- Zooming in on social norms (sidebar)
- Beginning of the end of #purge, revenge porn or social cruelty?
- For our kids & ourselves: Presence in a digital age
- Manage Net risk but focus more on opportunities: Researchers
- Proposed ‘rightful’ framework for Internet safety
- Social media in Saudi schools … sort of
- Textbook case of what NOT to do in teen sexting cases
- Breadth of videogames’ benefits to kids may surprise
Analysis & News – by Larry Magid
- Don’t let stalkers or abusers and creeps track your phone’s location
- Let’s stop persecuting ‘Auschwitz selfie girl’ for smiling at a camera
- EFF launches free Privacy Badger for Firefox and Chrome to block hidden trackers
- Privacy and security tips for newly-minted college students
- Google to stop labeling apps with in-app purchases as ‘free’

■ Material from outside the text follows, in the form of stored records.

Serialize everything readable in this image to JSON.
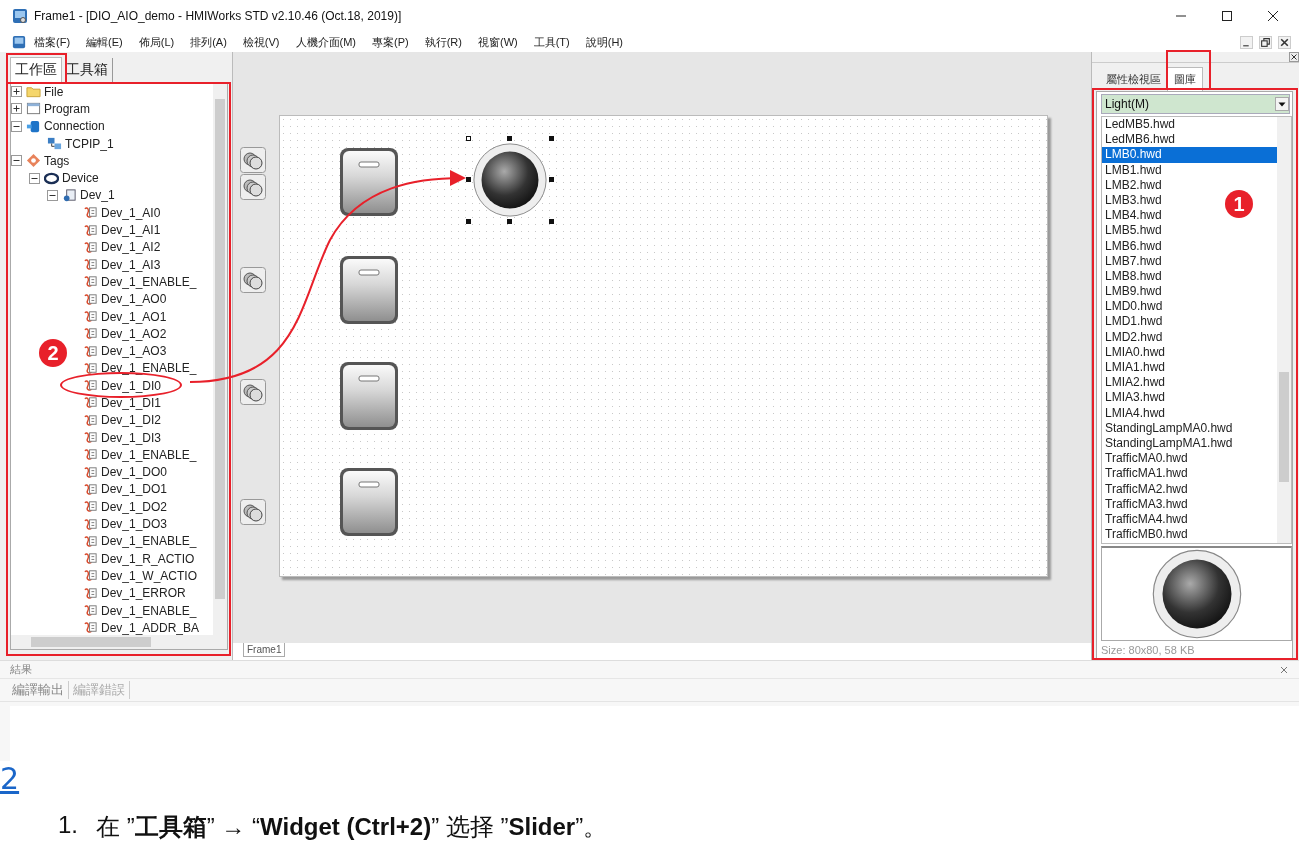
{
  "window": {
    "title": "Frame1 - [DIO_AIO_demo - HMIWorks STD v2.10.46 (Oct.18, 2019)]"
  },
  "menu": [
    "檔案(F)",
    "編輯(E)",
    "佈局(L)",
    "排列(A)",
    "檢視(V)",
    "人機介面(M)",
    "專案(P)",
    "執行(R)",
    "視窗(W)",
    "工具(T)",
    "說明(H)"
  ],
  "left_panel": {
    "tabs": [
      {
        "label": "工作區",
        "selected": true
      },
      {
        "label": "工具箱",
        "selected": false
      }
    ],
    "tree": [
      {
        "label": "File",
        "kind": "folder",
        "expanded": false
      },
      {
        "label": "Program",
        "kind": "program",
        "expanded": false
      },
      {
        "label": "Connection",
        "kind": "connection",
        "expanded": true,
        "children": [
          {
            "label": "TCPIP_1",
            "kind": "link"
          }
        ]
      },
      {
        "label": "Tags",
        "kind": "tags",
        "expanded": true,
        "children": [
          {
            "label": "Device",
            "kind": "device",
            "expanded": true,
            "children": [
              {
                "label": "Dev_1",
                "kind": "module",
                "expanded": true,
                "children": [
                  {
                    "label": "Dev_1_AI0",
                    "kind": "tag"
                  },
                  {
                    "label": "Dev_1_AI1",
                    "kind": "tag"
                  },
                  {
                    "label": "Dev_1_AI2",
                    "kind": "tag"
                  },
                  {
                    "label": "Dev_1_AI3",
                    "kind": "tag"
                  },
                  {
                    "label": "Dev_1_ENABLE_",
                    "kind": "tag"
                  },
                  {
                    "label": "Dev_1_AO0",
                    "kind": "tag"
                  },
                  {
                    "label": "Dev_1_AO1",
                    "kind": "tag"
                  },
                  {
                    "label": "Dev_1_AO2",
                    "kind": "tag"
                  },
                  {
                    "label": "Dev_1_AO3",
                    "kind": "tag"
                  },
                  {
                    "label": "Dev_1_ENABLE_",
                    "kind": "tag"
                  },
                  {
                    "label": "Dev_1_DI0",
                    "kind": "tag",
                    "circled": true
                  },
                  {
                    "label": "Dev_1_DI1",
                    "kind": "tag"
                  },
                  {
                    "label": "Dev_1_DI2",
                    "kind": "tag"
                  },
                  {
                    "label": "Dev_1_DI3",
                    "kind": "tag"
                  },
                  {
                    "label": "Dev_1_ENABLE_",
                    "kind": "tag"
                  },
                  {
                    "label": "Dev_1_DO0",
                    "kind": "tag"
                  },
                  {
                    "label": "Dev_1_DO1",
                    "kind": "tag"
                  },
                  {
                    "label": "Dev_1_DO2",
                    "kind": "tag"
                  },
                  {
                    "label": "Dev_1_DO3",
                    "kind": "tag"
                  },
                  {
                    "label": "Dev_1_ENABLE_",
                    "kind": "tag"
                  },
                  {
                    "label": "Dev_1_R_ACTIO",
                    "kind": "tag"
                  },
                  {
                    "label": "Dev_1_W_ACTIO",
                    "kind": "tag"
                  },
                  {
                    "label": "Dev_1_ERROR",
                    "kind": "tag"
                  },
                  {
                    "label": "Dev_1_ENABLE_",
                    "kind": "tag"
                  },
                  {
                    "label": "Dev_1_ADDR_BA",
                    "kind": "tag"
                  }
                ]
              }
            ]
          }
        ]
      }
    ]
  },
  "canvas": {
    "switches": [
      {
        "on": false
      },
      {
        "on": false
      },
      {
        "on": false
      },
      {
        "on": false
      }
    ]
  },
  "document_tabs": [
    "Frame1"
  ],
  "right_panel": {
    "tabs": [
      {
        "label": "屬性檢視區",
        "selected": false
      },
      {
        "label": "圖庫",
        "selected": true
      }
    ],
    "category": "Light(M)",
    "files": [
      {
        "name": "LedMB5.hwd",
        "selected": false
      },
      {
        "name": "LedMB6.hwd",
        "selected": false
      },
      {
        "name": "LMB0.hwd",
        "selected": true
      },
      {
        "name": "LMB1.hwd",
        "selected": false
      },
      {
        "name": "LMB2.hwd",
        "selected": false
      },
      {
        "name": "LMB3.hwd",
        "selected": false
      },
      {
        "name": "LMB4.hwd",
        "selected": false
      },
      {
        "name": "LMB5.hwd",
        "selected": false
      },
      {
        "name": "LMB6.hwd",
        "selected": false
      },
      {
        "name": "LMB7.hwd",
        "selected": false
      },
      {
        "name": "LMB8.hwd",
        "selected": false
      },
      {
        "name": "LMB9.hwd",
        "selected": false
      },
      {
        "name": "LMD0.hwd",
        "selected": false
      },
      {
        "name": "LMD1.hwd",
        "selected": false
      },
      {
        "name": "LMD2.hwd",
        "selected": false
      },
      {
        "name": "LMIA0.hwd",
        "selected": false
      },
      {
        "name": "LMIA1.hwd",
        "selected": false
      },
      {
        "name": "LMIA2.hwd",
        "selected": false
      },
      {
        "name": "LMIA3.hwd",
        "selected": false
      },
      {
        "name": "LMIA4.hwd",
        "selected": false
      },
      {
        "name": "StandingLampMA0.hwd",
        "selected": false
      },
      {
        "name": "StandingLampMA1.hwd",
        "selected": false
      },
      {
        "name": "TrafficMA0.hwd",
        "selected": false
      },
      {
        "name": "TrafficMA1.hwd",
        "selected": false
      },
      {
        "name": "TrafficMA2.hwd",
        "selected": false
      },
      {
        "name": "TrafficMA3.hwd",
        "selected": false
      },
      {
        "name": "TrafficMA4.hwd",
        "selected": false
      },
      {
        "name": "TrafficMB0.hwd",
        "selected": false
      }
    ],
    "preview_info": "Size: 80x80, 58 KB"
  },
  "results": {
    "title": "結果",
    "tabs": [
      {
        "label": "編譯輸出",
        "selected": true
      },
      {
        "label": "編譯錯誤",
        "selected": false
      }
    ]
  },
  "annotations": [
    "1",
    "2"
  ],
  "document": {
    "link": "2",
    "step_number": "1.",
    "step_text": "在 ”**工具箱**” **→** “**Widget (Ctrl+2)**” 选择 ”**Slider**”。"
  }
}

- Home automation and ‘Internet of things’ is great — but think about privacy and security
- Time for public to weigh in on ‘net neutrality’
- The ‘real world’ is a lot more dangerous than cyberspace